Provided records:
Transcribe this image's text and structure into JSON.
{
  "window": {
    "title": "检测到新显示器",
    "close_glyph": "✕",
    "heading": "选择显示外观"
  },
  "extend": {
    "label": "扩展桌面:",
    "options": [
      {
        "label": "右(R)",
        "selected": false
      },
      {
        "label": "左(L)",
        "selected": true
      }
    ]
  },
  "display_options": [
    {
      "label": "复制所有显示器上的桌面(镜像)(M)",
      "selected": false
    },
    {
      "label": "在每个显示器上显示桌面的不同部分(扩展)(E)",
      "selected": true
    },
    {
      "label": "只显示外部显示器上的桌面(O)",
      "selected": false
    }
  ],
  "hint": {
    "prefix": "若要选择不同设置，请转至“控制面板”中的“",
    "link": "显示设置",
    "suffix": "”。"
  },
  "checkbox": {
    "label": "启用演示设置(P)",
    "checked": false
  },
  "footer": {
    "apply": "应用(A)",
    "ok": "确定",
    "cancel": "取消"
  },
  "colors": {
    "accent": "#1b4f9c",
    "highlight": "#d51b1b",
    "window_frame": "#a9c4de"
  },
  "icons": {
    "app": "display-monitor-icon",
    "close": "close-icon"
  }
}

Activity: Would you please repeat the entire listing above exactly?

Response box:
Transcribe this image's text and structure into JSON.
{
  "window": {
    "title": "检测到新显示器",
    "close_glyph": "✕",
    "heading": "选择显示外观"
  },
  "extend": {
    "label": "扩展桌面:",
    "options": [
      {
        "label": "右(R)",
        "selected": false
      },
      {
        "label": "左(L)",
        "selected": true
      }
    ]
  },
  "display_options": [
    {
      "label": "复制所有显示器上的桌面(镜像)(M)",
      "selected": false
    },
    {
      "label": "在每个显示器上显示桌面的不同部分(扩展)(E)",
      "selected": true
    },
    {
      "label": "只显示外部显示器上的桌面(O)",
      "selected": false
    }
  ],
  "hint": {
    "prefix": "若要选择不同设置，请转至“控制面板”中的“",
    "link": "显示设置",
    "suffix": "”。"
  },
  "checkbox": {
    "label": "启用演示设置(P)",
    "checked": false
  },
  "footer": {
    "apply": "应用(A)",
    "ok": "确定",
    "cancel": "取消"
  },
  "colors": {
    "accent": "#1b4f9c",
    "highlight": "#d51b1b",
    "window_frame": "#a9c4de"
  },
  "icons": {
    "app": "display-monitor-icon",
    "close": "close-icon"
  }
}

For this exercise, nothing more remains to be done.